This show also gave newly hired curator Helen del Guidice the opportunity to explore the collection of Wisconsin artists while choosing pieces for her first exhibition.
Del Guidice arrived at the Miller by way of New Orleans, San Diego and Rome, but she’s a Chicago native. Once she left the Midwest for warmer climes, she swore she’d never come back, but, she said, the opportunity the Miller offered seemed to be a perfect fit for her.
She relished the idea of a Wisconsin surrealism exhibit, which was a concept even before she joined the Miller.
“We have a really strong collection,” she said. “I was really impressed with the pieces in the collection that spoke of this.”
Del Guidice said the surrealist movement of the early 20th century went on to influence so many other things — some that might not be overtly surrealistic but instead “play with the toys of surrealism.”
She said John Wilde is an example of a classic surrealist. You see that in this exhibit with his “Feathers #7,” which is reminiscent of the work of René Magritte, the classic surrealist quoted at the beginning, who only wanted to “capture the mystery of the world.”

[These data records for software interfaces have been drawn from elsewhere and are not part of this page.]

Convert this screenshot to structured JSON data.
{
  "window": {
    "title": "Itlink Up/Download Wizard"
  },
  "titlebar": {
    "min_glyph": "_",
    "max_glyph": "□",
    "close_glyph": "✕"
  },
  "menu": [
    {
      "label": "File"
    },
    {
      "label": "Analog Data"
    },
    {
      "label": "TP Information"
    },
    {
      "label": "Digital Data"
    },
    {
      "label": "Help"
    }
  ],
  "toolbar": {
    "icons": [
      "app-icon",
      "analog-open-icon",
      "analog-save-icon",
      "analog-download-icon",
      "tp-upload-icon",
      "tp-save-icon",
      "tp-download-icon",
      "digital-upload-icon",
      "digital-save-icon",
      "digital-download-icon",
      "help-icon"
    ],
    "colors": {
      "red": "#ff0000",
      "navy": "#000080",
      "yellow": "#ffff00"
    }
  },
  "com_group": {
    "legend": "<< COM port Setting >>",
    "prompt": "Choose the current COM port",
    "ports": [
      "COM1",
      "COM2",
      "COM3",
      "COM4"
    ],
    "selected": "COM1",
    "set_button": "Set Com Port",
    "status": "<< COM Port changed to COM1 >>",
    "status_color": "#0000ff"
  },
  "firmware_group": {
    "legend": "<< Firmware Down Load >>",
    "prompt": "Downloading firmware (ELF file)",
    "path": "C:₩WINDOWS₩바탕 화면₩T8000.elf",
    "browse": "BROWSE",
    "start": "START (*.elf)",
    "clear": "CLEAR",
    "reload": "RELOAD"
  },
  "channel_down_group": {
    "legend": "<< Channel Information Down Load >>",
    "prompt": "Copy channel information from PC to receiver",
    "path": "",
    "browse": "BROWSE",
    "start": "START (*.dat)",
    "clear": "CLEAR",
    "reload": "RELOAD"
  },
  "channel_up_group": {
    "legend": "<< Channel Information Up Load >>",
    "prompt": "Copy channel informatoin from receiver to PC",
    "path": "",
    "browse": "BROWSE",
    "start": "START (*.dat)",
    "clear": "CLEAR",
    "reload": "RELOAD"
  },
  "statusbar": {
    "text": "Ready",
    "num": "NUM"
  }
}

When looking at Wilde’s work — or that of any surrealist — we are “entering the mind and psychology of the artists,” del Guidice said. “Surrealism gave the artist permission to look at the psychology of the individual, think about their emotions, their socioeconomic condition — things that were begun by Goya but then really licensed by surrealism. You can see that in Sessler. We quote him saying that he was always a fighter for the underdog.”

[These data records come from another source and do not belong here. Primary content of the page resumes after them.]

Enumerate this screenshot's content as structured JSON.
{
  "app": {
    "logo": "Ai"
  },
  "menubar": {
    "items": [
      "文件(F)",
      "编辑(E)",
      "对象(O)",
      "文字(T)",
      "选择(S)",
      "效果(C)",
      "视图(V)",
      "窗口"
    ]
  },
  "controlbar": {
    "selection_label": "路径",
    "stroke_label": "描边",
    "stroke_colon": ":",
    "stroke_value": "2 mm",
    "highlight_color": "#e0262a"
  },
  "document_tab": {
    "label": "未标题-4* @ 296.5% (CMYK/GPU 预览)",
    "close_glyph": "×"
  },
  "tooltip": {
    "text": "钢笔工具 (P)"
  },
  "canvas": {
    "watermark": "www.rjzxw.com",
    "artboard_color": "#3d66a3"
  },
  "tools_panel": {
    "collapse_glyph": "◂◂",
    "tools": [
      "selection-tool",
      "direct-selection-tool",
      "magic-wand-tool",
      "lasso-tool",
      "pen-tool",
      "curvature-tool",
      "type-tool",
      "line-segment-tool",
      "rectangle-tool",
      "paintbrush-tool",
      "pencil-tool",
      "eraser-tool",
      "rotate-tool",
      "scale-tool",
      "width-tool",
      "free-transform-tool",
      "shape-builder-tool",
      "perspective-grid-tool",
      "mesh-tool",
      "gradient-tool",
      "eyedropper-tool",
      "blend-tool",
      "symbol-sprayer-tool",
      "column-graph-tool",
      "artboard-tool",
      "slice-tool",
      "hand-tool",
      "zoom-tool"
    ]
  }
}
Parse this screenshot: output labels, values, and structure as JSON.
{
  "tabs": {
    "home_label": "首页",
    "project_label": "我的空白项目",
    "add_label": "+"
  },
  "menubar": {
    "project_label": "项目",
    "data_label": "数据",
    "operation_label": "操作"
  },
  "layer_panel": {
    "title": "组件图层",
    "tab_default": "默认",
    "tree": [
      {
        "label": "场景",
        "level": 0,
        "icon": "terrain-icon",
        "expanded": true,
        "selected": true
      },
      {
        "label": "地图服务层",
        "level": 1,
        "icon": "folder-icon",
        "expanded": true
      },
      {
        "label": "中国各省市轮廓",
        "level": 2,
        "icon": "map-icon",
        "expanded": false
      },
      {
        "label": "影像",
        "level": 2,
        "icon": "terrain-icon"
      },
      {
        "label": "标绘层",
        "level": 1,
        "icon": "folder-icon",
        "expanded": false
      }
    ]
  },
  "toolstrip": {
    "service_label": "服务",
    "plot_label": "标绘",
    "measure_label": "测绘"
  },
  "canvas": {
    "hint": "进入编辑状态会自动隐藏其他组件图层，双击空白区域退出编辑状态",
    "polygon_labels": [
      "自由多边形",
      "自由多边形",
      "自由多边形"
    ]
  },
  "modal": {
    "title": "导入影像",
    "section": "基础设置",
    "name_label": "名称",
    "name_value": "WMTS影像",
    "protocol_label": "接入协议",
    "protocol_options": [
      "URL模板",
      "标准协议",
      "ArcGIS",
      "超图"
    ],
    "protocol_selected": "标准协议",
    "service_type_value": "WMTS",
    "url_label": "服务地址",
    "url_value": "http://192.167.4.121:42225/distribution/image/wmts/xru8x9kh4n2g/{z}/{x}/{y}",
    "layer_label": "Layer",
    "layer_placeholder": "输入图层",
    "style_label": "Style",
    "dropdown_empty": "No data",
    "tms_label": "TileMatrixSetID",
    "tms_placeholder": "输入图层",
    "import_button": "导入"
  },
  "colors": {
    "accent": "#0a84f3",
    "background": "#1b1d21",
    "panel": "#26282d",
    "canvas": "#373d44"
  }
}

Milwaukee-born Alfred Sessler (1909-1963) is a much-collected artist who taught at the University of Wisconsin-Madison and founded the school’s famous graphics program. There he developed the “reduction block” method of printmaking, which allowed multicolor printing with a single block.
Sessler has two haunting works on display in this exhibit: “Clown Head” and “Sad Face.” Del Guidice perceptively notes how much “Clown Head” resembles the Kaiser, the “friend” created by genetic designer J.F. Sebastian (William Sanderson) in Blade Runner. “Sad Face,” she said, “drips with sadness.”

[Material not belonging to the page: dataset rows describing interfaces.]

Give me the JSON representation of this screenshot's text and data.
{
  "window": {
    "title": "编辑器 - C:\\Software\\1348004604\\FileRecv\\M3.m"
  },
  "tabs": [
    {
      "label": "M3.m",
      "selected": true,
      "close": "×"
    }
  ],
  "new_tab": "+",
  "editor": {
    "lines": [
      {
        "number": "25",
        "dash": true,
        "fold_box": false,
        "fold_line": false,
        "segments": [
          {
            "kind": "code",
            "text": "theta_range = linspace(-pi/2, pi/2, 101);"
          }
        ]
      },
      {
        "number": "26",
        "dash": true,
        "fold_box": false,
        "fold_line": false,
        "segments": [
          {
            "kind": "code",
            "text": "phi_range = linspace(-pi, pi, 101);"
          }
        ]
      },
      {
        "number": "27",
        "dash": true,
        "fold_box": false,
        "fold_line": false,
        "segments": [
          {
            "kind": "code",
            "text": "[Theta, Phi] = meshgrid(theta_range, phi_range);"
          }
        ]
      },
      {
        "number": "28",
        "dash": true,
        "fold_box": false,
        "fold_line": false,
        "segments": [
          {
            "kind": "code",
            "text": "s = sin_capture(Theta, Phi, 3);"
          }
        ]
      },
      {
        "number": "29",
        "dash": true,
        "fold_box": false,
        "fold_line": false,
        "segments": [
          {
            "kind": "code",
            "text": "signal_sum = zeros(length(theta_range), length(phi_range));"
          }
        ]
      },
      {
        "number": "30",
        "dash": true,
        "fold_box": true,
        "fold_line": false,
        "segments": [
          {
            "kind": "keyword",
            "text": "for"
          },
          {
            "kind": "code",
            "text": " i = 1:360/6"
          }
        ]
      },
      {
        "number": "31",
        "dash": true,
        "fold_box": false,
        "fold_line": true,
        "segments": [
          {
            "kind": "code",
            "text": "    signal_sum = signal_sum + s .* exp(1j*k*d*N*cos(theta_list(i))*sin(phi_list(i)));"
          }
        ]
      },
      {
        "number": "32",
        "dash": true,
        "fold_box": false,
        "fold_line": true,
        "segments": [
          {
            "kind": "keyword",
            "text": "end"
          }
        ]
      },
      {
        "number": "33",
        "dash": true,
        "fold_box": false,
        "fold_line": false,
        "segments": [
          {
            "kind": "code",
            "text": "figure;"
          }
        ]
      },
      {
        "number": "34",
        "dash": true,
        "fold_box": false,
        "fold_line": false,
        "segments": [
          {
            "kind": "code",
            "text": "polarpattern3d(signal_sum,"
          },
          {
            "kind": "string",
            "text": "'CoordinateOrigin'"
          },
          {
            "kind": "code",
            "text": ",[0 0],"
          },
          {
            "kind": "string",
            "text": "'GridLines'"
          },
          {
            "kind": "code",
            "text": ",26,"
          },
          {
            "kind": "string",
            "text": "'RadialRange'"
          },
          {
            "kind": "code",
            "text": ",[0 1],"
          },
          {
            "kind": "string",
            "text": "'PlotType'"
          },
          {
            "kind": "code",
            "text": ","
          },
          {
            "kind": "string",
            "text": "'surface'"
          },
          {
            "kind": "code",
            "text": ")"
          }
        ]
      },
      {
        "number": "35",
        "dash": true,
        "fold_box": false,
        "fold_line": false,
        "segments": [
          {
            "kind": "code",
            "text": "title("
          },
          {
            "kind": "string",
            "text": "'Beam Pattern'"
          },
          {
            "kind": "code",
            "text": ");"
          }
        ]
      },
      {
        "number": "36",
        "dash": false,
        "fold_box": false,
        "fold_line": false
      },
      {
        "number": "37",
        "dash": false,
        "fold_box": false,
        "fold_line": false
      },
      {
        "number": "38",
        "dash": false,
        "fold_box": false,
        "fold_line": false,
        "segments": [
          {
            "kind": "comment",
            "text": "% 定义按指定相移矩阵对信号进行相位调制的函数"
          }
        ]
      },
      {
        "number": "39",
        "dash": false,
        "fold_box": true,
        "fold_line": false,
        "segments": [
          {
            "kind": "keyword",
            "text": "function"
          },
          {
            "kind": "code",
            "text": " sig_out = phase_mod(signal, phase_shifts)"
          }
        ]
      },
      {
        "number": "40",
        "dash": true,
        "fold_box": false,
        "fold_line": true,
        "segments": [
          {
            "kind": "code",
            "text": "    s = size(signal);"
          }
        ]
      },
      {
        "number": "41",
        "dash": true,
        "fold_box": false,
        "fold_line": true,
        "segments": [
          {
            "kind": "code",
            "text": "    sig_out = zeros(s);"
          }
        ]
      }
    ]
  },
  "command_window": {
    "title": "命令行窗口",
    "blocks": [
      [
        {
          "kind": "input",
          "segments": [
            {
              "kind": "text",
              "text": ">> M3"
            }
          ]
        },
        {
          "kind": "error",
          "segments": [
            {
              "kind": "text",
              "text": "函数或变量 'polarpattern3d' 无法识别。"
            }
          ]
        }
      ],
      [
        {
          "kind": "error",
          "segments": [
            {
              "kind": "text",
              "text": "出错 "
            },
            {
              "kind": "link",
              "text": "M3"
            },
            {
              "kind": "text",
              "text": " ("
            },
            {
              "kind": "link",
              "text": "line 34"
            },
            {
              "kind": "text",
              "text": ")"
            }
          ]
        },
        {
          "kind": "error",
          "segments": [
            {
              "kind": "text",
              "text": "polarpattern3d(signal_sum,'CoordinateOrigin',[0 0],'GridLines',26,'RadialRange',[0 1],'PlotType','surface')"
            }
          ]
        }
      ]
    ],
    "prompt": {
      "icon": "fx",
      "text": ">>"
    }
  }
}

It’s not surprising to find a Charles “Chick” Peterson piece in the collection, but the subject matter of this early work is surprising: a beaten-looking man walking a wet, hyper-realistic road along a vague landscape. It’s a large and impressive work.
“Chick is such a master of detail,” Meissner-Gigstead said.
“It’s a beautiful painting,” del Guidice said. “You can just feel how wet that road is.”
That realistic detail of the road in Peterson’s work is one of the unspoken tenets of surrealists.
“They absolutely, tooth and nail, held on to the idea of realism. They were high-realist painters,” del Guidice said. “Everything is identifiable with something you understand, but the assemblage of it is so unlikely and magical. It’s imbued with a sense of imagination and magic. You can’t count on any one element to be honest with you. It’s playing with what you expect and what reality is.”
Chick Peterson is not the only Door County artist represented in the exhibit — del Guidice said a quarter of the 44 works are by county artists. Some of them are in the Exquisite Corpse section of the exhibit, which features scrambled creature parts (head, torso and legs) — some human, some not.
Exquisite Corpse began as a surrealist parlor game, using either art or writing.
“It’s probably one of the most well-known surrealist tools,” Meissner-Gigstead said, adding that she employs the game with student visitors.
Speaking of children — for whom this exhibit is appropriate if they like to ponder the sweet mysteries of life — Meissner-Gigstead said there are surrealist activities for them.
The exhibit will close Sept. 16, but because these works are part of the permanent collection, you may see them anytime. The small staff appreciates a day’s advance notice of what you would like to see, however.
The Miller Art Museum is located in the Door County Library, 107 S. 4th Ave. in Sturgeon Bay. Hours are Monday, 10 am – 8 pm; and Tuesday through Saturday, 10 am – 5 pm.